Charges laid against people caught soliciting prostitutes in Alberta plummeted in the first four months of 2014, even though the province is still supposed to be prosecuting these cases despite a landmark Supreme Court ruling.

In December, the Supreme Court struck down Canada’s key prostitution laws and gave Ottawa a year to rewrite them.

Some provinces decided not to pursue charges. But in February, Alberta deputy attorney general Kim Armstrong issued a directive to Crown prosecutors telling them to keep pursuing cases.

However, statistics suggest they won’t have as much to prosecute.

From January to April 2013, police laid 68 charges provincewide against people caught buying sex.

That number dropped dramatically in the first four months of 2014 — only four cases were initiated across the entire province.

For people who make money off prostitution, the number of charges dropped from 20 in the first four months of 2013, to five in the same period this year.

Jo-Ann McCartney, a former vice detective with Edmonton Police, says the Supreme Court decision is partly to blame. If laws are going to change, it may not be worth the time and effort to file the paperwork, she said. 

“Our court systems are backlogged like crazy. So perhaps that's one of the reasons that they're not proceeding with many charges."

Armstrong and Justice Minister Jonathan Denis turned down interview requests from CBC News.

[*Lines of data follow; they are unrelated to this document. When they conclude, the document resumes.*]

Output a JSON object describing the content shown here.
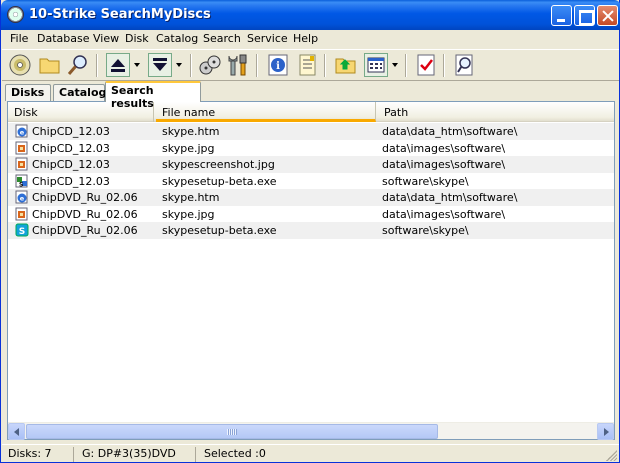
{
  "window": {
    "title": "10-Strike SearchMyDiscs"
  },
  "menu": [
    {
      "label": "File"
    },
    {
      "label": "Database"
    },
    {
      "label": "View"
    },
    {
      "label": "Disk"
    },
    {
      "label": "Catalog"
    },
    {
      "label": "Search"
    },
    {
      "label": "Service"
    },
    {
      "label": "Help"
    }
  ],
  "toolbar": {
    "icons": [
      "cd-add-icon",
      "open-folder-icon",
      "find-icon",
      "eject-icon",
      "load-icon",
      "scan-reels-icon",
      "tools-icon",
      "disk-info-icon",
      "catalog-report-icon",
      "up-folder-icon",
      "view-mode-icon",
      "check-list-icon",
      "search-doc-icon"
    ]
  },
  "tabs": [
    {
      "label": "Disks"
    },
    {
      "label": "Catalog"
    },
    {
      "label": "Search results"
    }
  ],
  "listview": {
    "columns": [
      "Disk",
      "File name",
      "Path"
    ],
    "rows": [
      {
        "disk": "ChipCD_12.03",
        "file": "skype.htm",
        "path": "data\\data_htm\\software\\",
        "icon": "html-file-icon"
      },
      {
        "disk": "ChipCD_12.03",
        "file": "skype.jpg",
        "path": "data\\images\\software\\",
        "icon": "image-file-icon"
      },
      {
        "disk": "ChipCD_12.03",
        "file": "skypescreenshot.jpg",
        "path": "data\\images\\software\\",
        "icon": "image-file-icon"
      },
      {
        "disk": "ChipCD_12.03",
        "file": "skypesetup-beta.exe",
        "path": "software\\skype\\",
        "icon": "setup-file-icon"
      },
      {
        "disk": "ChipDVD_Ru_02.06",
        "file": "skype.htm",
        "path": "data\\data_htm\\software\\",
        "icon": "html-file-icon"
      },
      {
        "disk": "ChipDVD_Ru_02.06",
        "file": "skype.jpg",
        "path": "data\\images\\software\\",
        "icon": "image-file-icon"
      },
      {
        "disk": "ChipDVD_Ru_02.06",
        "file": "skypesetup-beta.exe",
        "path": "software\\skype\\",
        "icon": "installer-file-icon"
      }
    ]
  },
  "status": {
    "disks": "Disks: 7",
    "drive": "G: DP#3(35)DVD",
    "selected": "Selected :0"
  }
}
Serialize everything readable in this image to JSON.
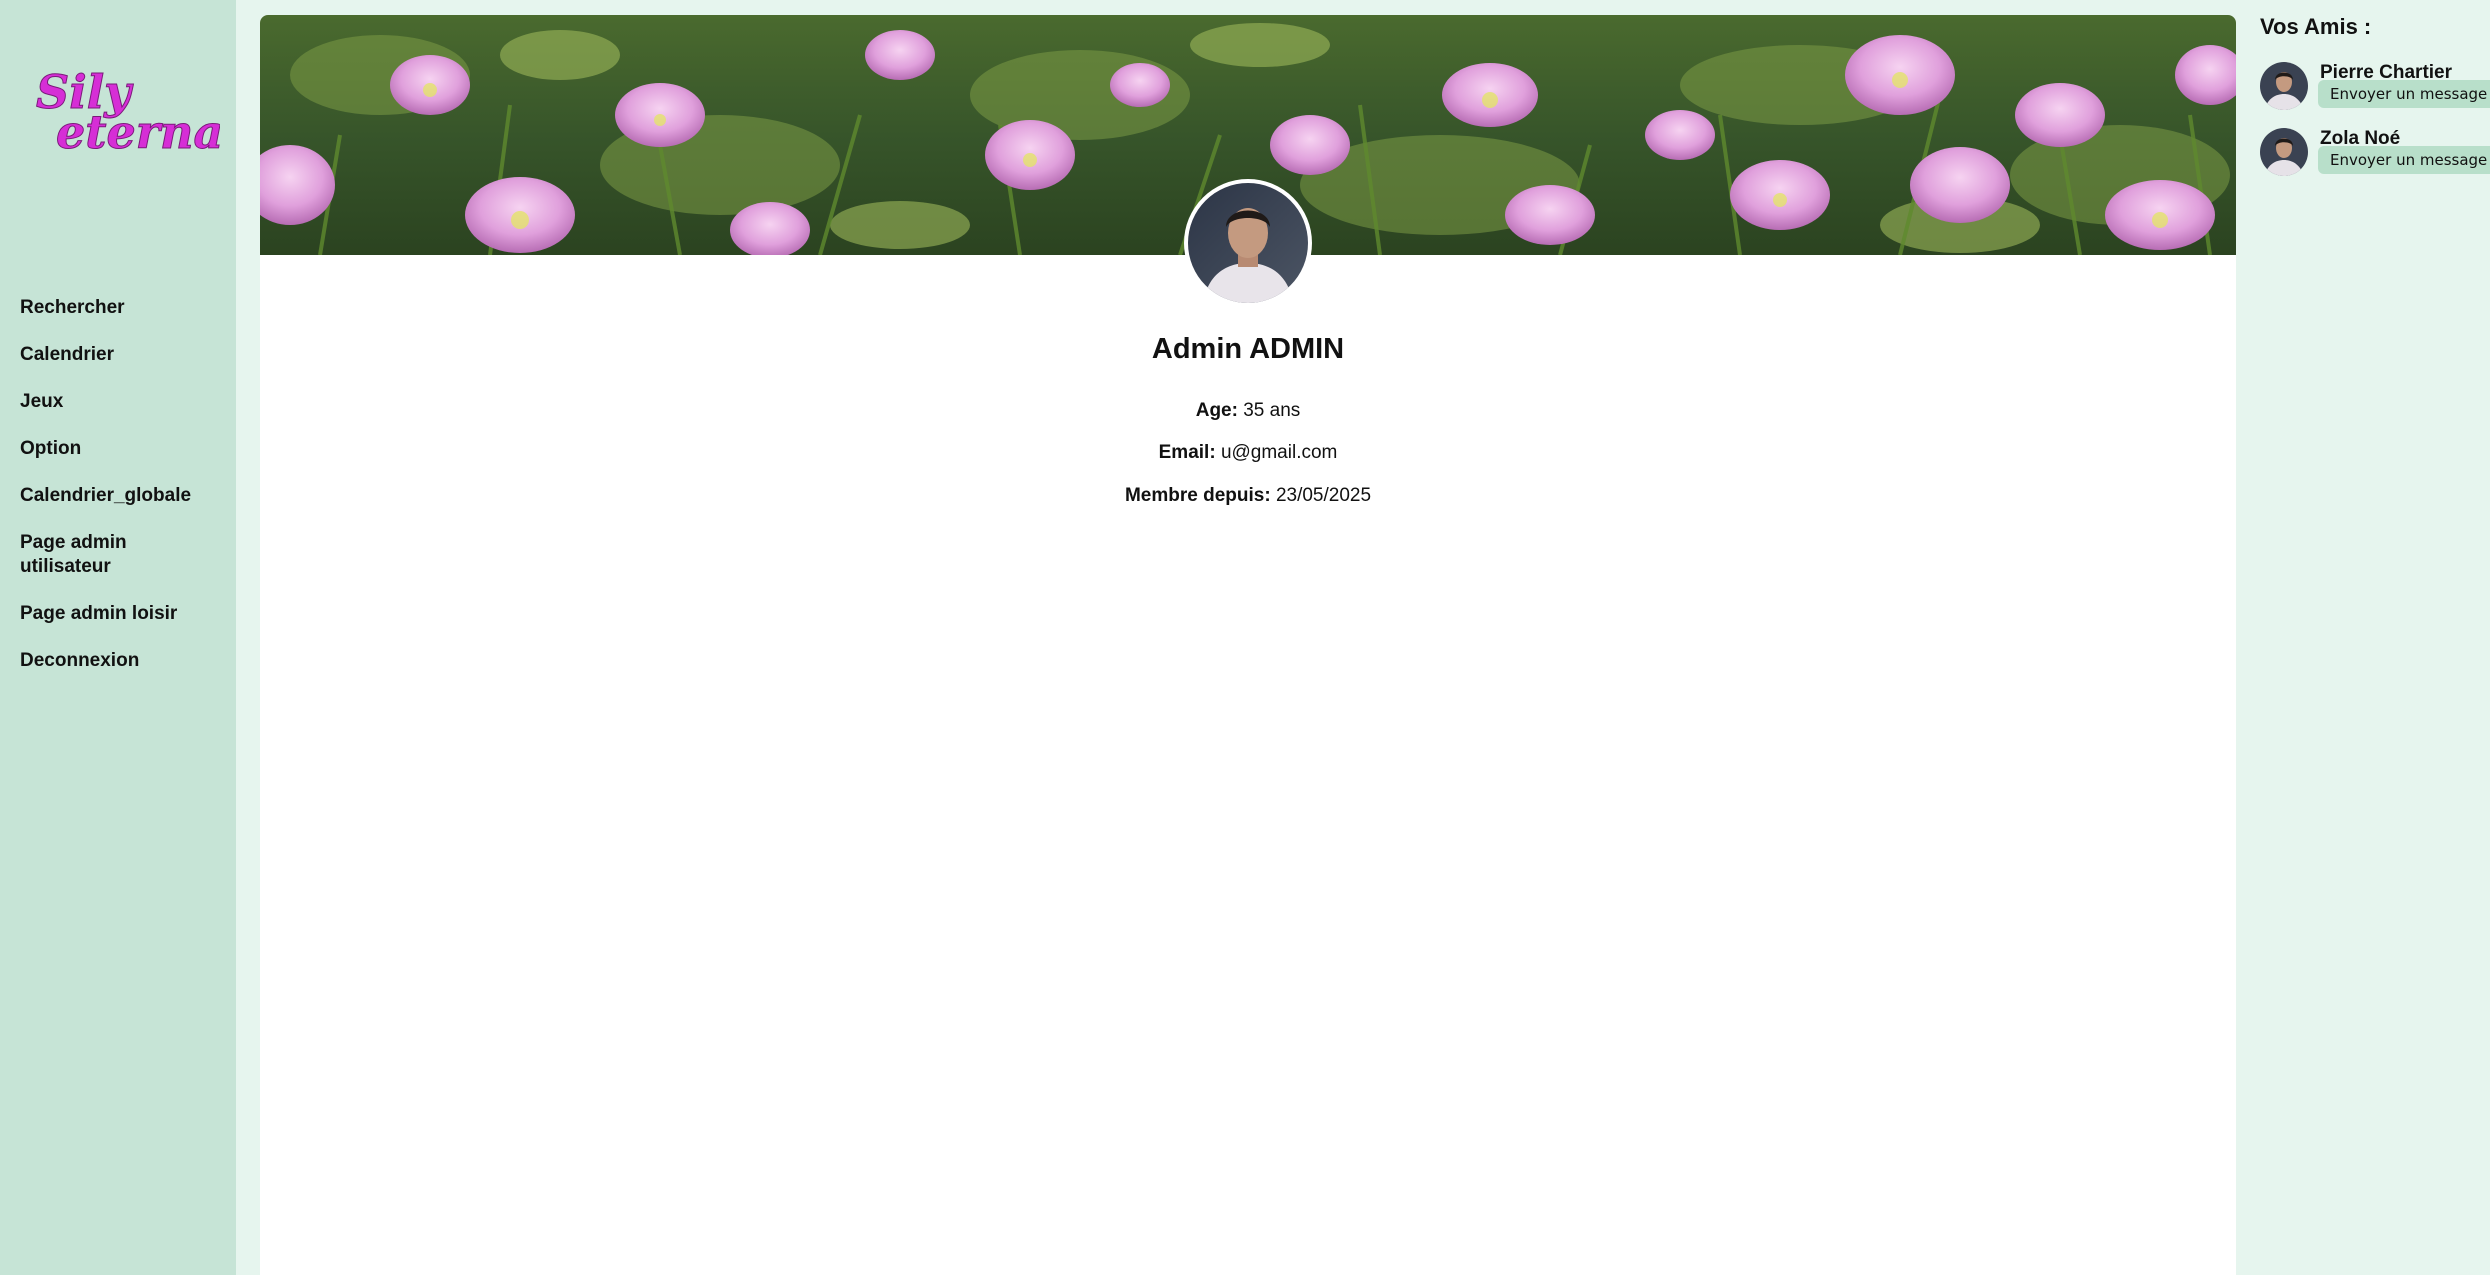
{
  "logo": {
    "line1": "Sily",
    "line2": "eterna",
    "color": "#d62ed6"
  },
  "sidebar": {
    "items": [
      {
        "label": "Rechercher"
      },
      {
        "label": "Calendrier"
      },
      {
        "label": "Jeux"
      },
      {
        "label": "Option"
      },
      {
        "label": "Calendrier_globale"
      },
      {
        "label": "Page admin utilisateur"
      },
      {
        "label": "Page admin loisir"
      },
      {
        "label": "Deconnexion"
      }
    ]
  },
  "profile": {
    "name": "Admin ADMIN",
    "age_label": "Age:",
    "age_value": "35 ans",
    "email_label": "Email:",
    "email_value": "u@gmail.com",
    "member_label": "Membre depuis:",
    "member_value": "23/05/2025"
  },
  "friends": {
    "title": "Vos Amis :",
    "list": [
      {
        "name": "Pierre Chartier",
        "button": "Envoyer un message"
      },
      {
        "name": "Zola Noé",
        "button": "Envoyer un message"
      }
    ]
  },
  "colors": {
    "sidebar_bg": "#c6e4d6",
    "page_bg": "#e6f5ee",
    "button_bg": "#b8dfca",
    "flower_pink": "#e7a6e3"
  }
}
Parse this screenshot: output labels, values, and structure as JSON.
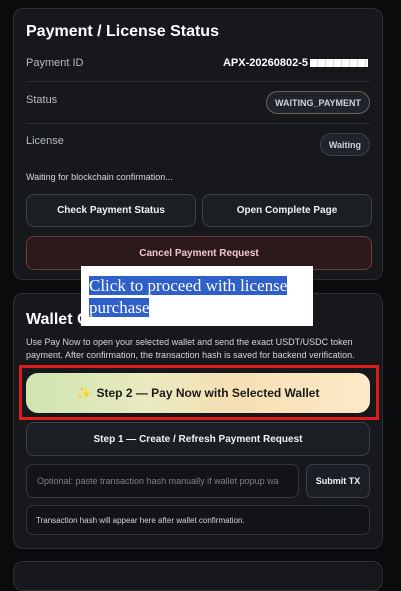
{
  "status_card": {
    "title": "Payment / License Status",
    "payment_id_label": "Payment ID",
    "payment_id_value": "APX-20260802-5",
    "status_label": "Status",
    "status_value": "WAITING_PAYMENT",
    "license_label": "License",
    "license_value": "Waiting",
    "note": "Waiting for blockchain confirmation...",
    "check_button": "Check Payment Status",
    "open_button": "Open Complete Page",
    "cancel_button": "Cancel Payment Request"
  },
  "wallet_card": {
    "title": "Wallet C",
    "description": "Use Pay Now to open your selected wallet and send the exact USDT/USDC token payment. After confirmation, the transaction hash is saved for backend verification.",
    "pay_button": "Step 2 — Pay Now with Selected Wallet",
    "pay_icon": "sparkle-icon",
    "step1_button": "Step 1 — Create / Refresh Payment Request",
    "tx_placeholder": "Optional: paste transaction hash manually if wallet popup wa",
    "submit_button": "Submit TX",
    "hash_note": "Transaction hash will appear here after wallet confirmation."
  },
  "tooltip": {
    "text": "Click to proceed with license purchase"
  },
  "colors": {
    "highlight_box": "#e01b1b",
    "tooltip_highlight": "#2f5fc9",
    "pay_gradient_start": "#cfe5b0",
    "pay_gradient_end": "#fce9c8"
  }
}
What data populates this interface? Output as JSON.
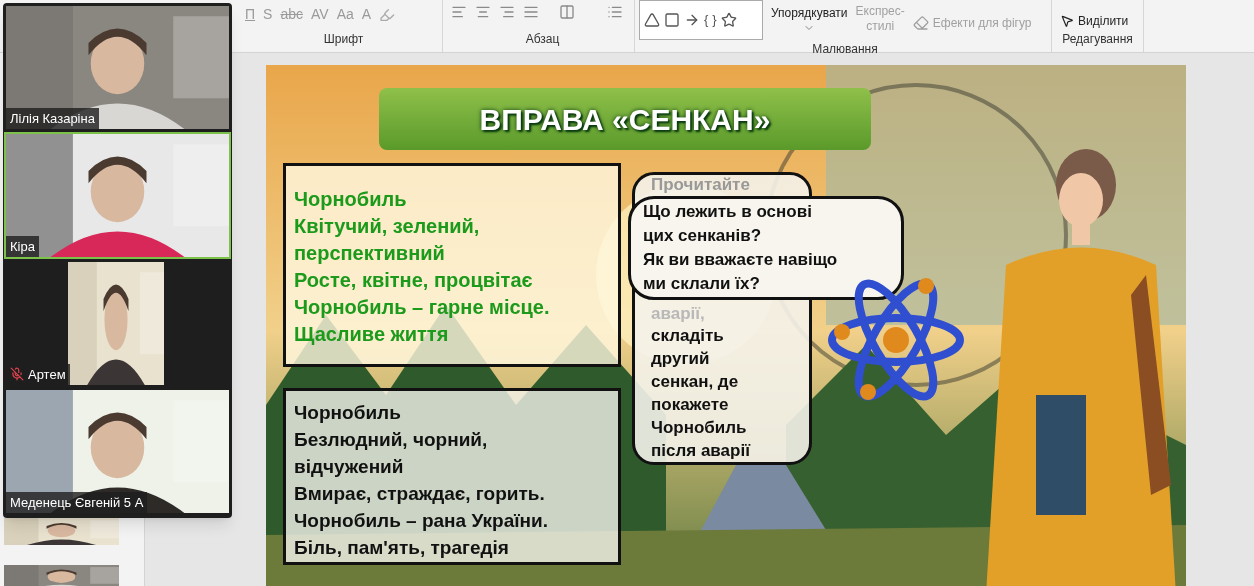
{
  "ribbon": {
    "font_group": {
      "label": "Шрифт",
      "glyph_buttons": [
        "П",
        "S",
        "abc",
        "AV",
        "Aa",
        "A"
      ]
    },
    "paragraph_group": {
      "label": "Абзац"
    },
    "drawing_group": {
      "label": "Малювання",
      "gallery_glyphs": [
        "{",
        "}"
      ],
      "arrange": "Упорядкувати",
      "quick_styles": [
        "Експрес-",
        "стилі"
      ],
      "effects": "Ефекти для фігур"
    },
    "editing_group": {
      "label": "Редагування",
      "select": "Виділити"
    }
  },
  "slide": {
    "title": "ВПРАВА «СЕНКАН»",
    "poem_before": [
      "Чорнобиль",
      "Квітучий, зелений,",
      "перспективний",
      "Росте, квітне, процвітає",
      "Чорнобиль – гарне місце.",
      "Щасливе життя"
    ],
    "poem_after": [
      "Чорнобиль",
      "Безлюдний, чорний,",
      "відчужений",
      "Вмирає, страждає, горить.",
      "Чорнобиль – рана України.",
      "Біль, пам'ять, трагедія"
    ],
    "back_bubble": {
      "faded_top": "Прочитайте",
      "faded_middle": "аварії,",
      "lines": [
        "складіть",
        "другий",
        "сенкан, де",
        "покажете",
        "Чорнобиль",
        "після аварії"
      ]
    },
    "front_bubble": {
      "lines": [
        "Що лежить в основі",
        "цих сенканів?",
        "Як ви вважаєте навіщо",
        "ми склали їх?"
      ]
    }
  },
  "participants": [
    {
      "name": "Лілія Казаріна",
      "muted": false,
      "active": false,
      "portrait": false
    },
    {
      "name": "Кіра",
      "muted": false,
      "active": true,
      "portrait": false
    },
    {
      "name": "Артем",
      "muted": true,
      "active": false,
      "portrait": true
    },
    {
      "name": "Меденець Євгеній 5 А",
      "muted": false,
      "active": false,
      "portrait": false
    }
  ]
}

Justice spokeswoman Michelle Davio said that decisions on whether to lay charges are made by police and any questions should be directed to them.

With files from the CBC's Andrea Huncar